(Data records for software interfaces)
◇ ◇ ◇

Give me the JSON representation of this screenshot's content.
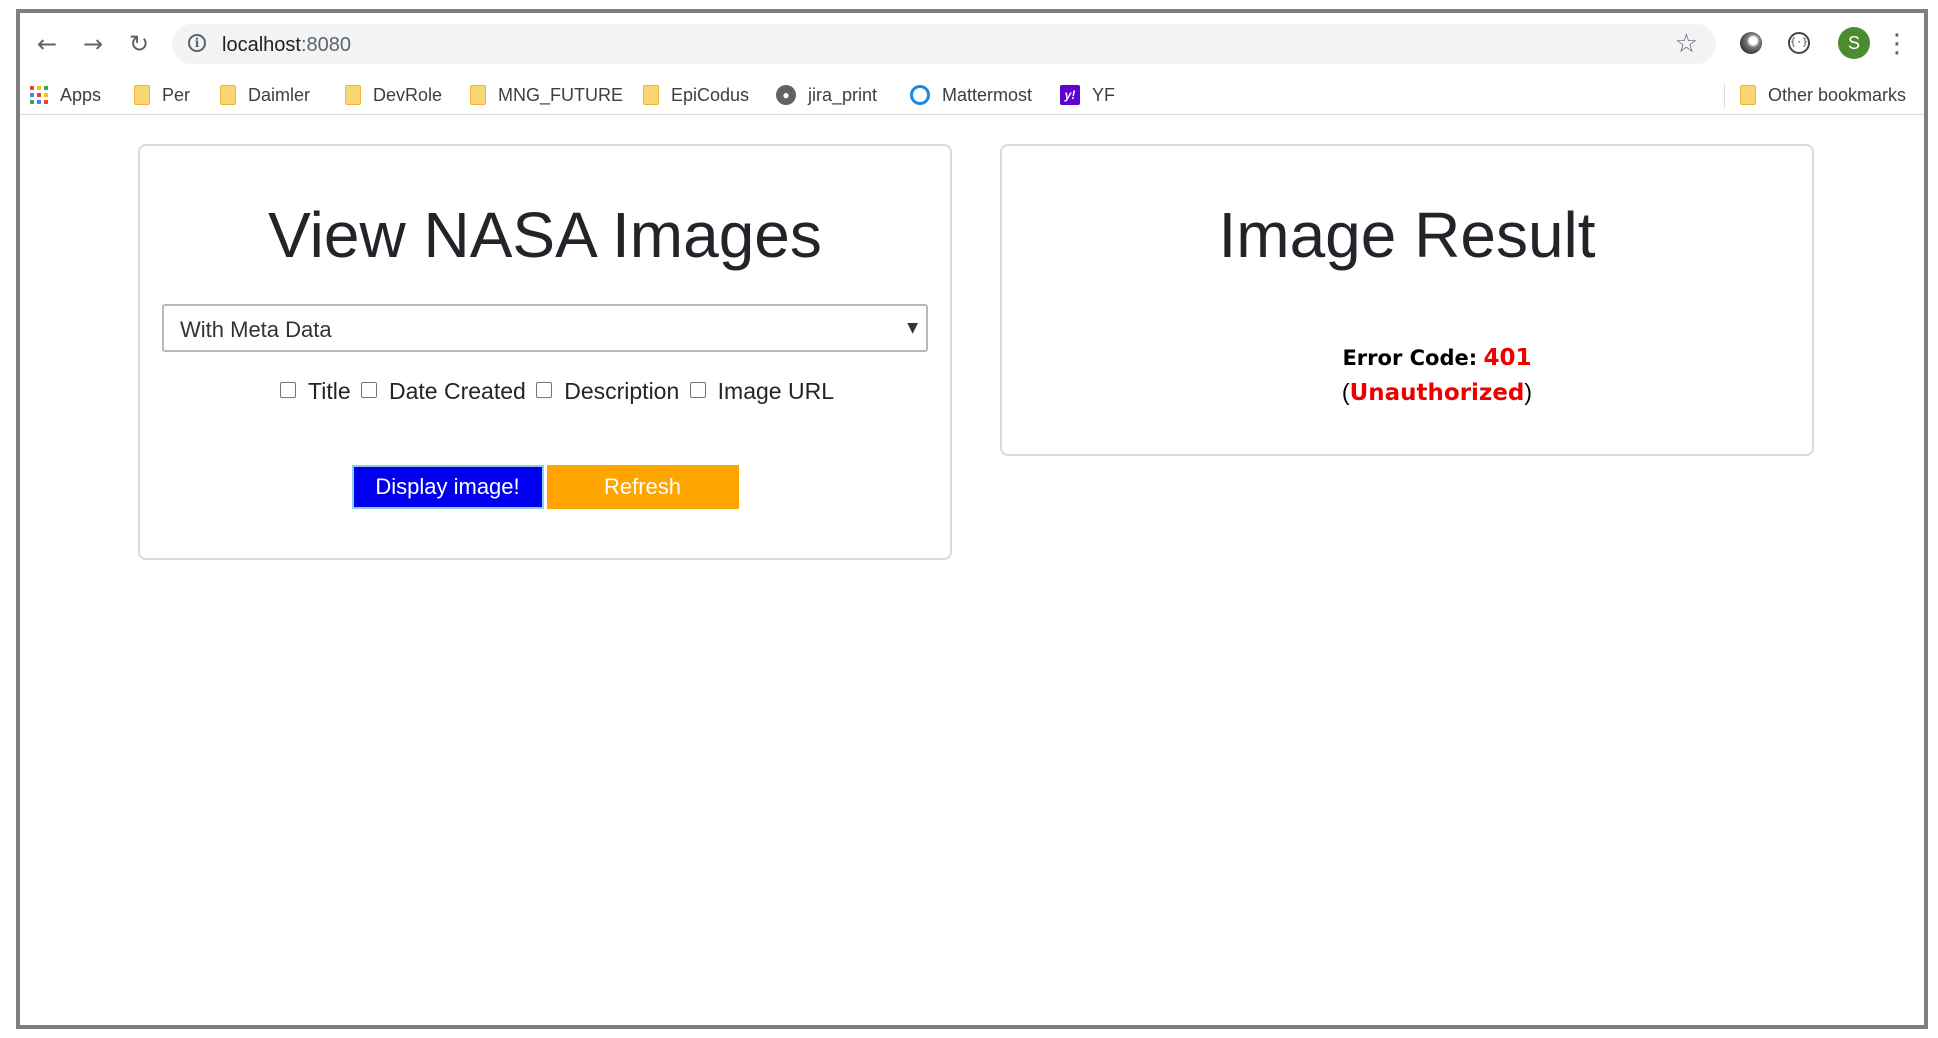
{
  "browser": {
    "url_host": "localhost",
    "url_port": ":8080",
    "profile_initial": "S",
    "bookmarks": [
      {
        "label": "Apps",
        "icon": "apps-grid-icon"
      },
      {
        "label": "Per",
        "icon": "folder-icon"
      },
      {
        "label": "Daimler",
        "icon": "folder-icon"
      },
      {
        "label": "DevRole",
        "icon": "folder-icon"
      },
      {
        "label": "MNG_FUTURE",
        "icon": "folder-icon"
      },
      {
        "label": "EpiCodus",
        "icon": "folder-icon"
      },
      {
        "label": "jira_print",
        "icon": "globe-icon"
      },
      {
        "label": "Mattermost",
        "icon": "mattermost-icon"
      },
      {
        "label": "YF",
        "icon": "yahoo-icon"
      }
    ],
    "other_bookmarks": "Other bookmarks"
  },
  "left_panel": {
    "title": "View NASA Images",
    "select_value": "With Meta Data",
    "checkboxes": [
      {
        "label": "Title",
        "checked": false
      },
      {
        "label": "Date Created",
        "checked": false
      },
      {
        "label": "Description",
        "checked": false
      },
      {
        "label": "Image URL",
        "checked": false
      }
    ],
    "display_button": "Display image!",
    "refresh_button": "Refresh"
  },
  "right_panel": {
    "title": "Image Result",
    "error_label": "Error Code:",
    "error_code": "401",
    "error_message": "Unauthorized"
  },
  "colors": {
    "display_button_bg": "#0000ee",
    "refresh_button_bg": "#ffa500",
    "error_red": "#ee0000",
    "avatar_green": "#4c8b2f"
  }
}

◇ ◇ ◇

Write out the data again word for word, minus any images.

Result:
Give me the JSON representation of this screenshot's content.
{
  "browser": {
    "url_host": "localhost",
    "url_port": ":8080",
    "profile_initial": "S",
    "bookmarks": [
      {
        "label": "Apps",
        "icon": "apps-grid-icon"
      },
      {
        "label": "Per",
        "icon": "folder-icon"
      },
      {
        "label": "Daimler",
        "icon": "folder-icon"
      },
      {
        "label": "DevRole",
        "icon": "folder-icon"
      },
      {
        "label": "MNG_FUTURE",
        "icon": "folder-icon"
      },
      {
        "label": "EpiCodus",
        "icon": "folder-icon"
      },
      {
        "label": "jira_print",
        "icon": "globe-icon"
      },
      {
        "label": "Mattermost",
        "icon": "mattermost-icon"
      },
      {
        "label": "YF",
        "icon": "yahoo-icon"
      }
    ],
    "other_bookmarks": "Other bookmarks"
  },
  "left_panel": {
    "title": "View NASA Images",
    "select_value": "With Meta Data",
    "checkboxes": [
      {
        "label": "Title",
        "checked": false
      },
      {
        "label": "Date Created",
        "checked": false
      },
      {
        "label": "Description",
        "checked": false
      },
      {
        "label": "Image URL",
        "checked": false
      }
    ],
    "display_button": "Display image!",
    "refresh_button": "Refresh"
  },
  "right_panel": {
    "title": "Image Result",
    "error_label": "Error Code:",
    "error_code": "401",
    "error_message": "Unauthorized"
  },
  "colors": {
    "display_button_bg": "#0000ee",
    "refresh_button_bg": "#ffa500",
    "error_red": "#ee0000",
    "avatar_green": "#4c8b2f"
  }
}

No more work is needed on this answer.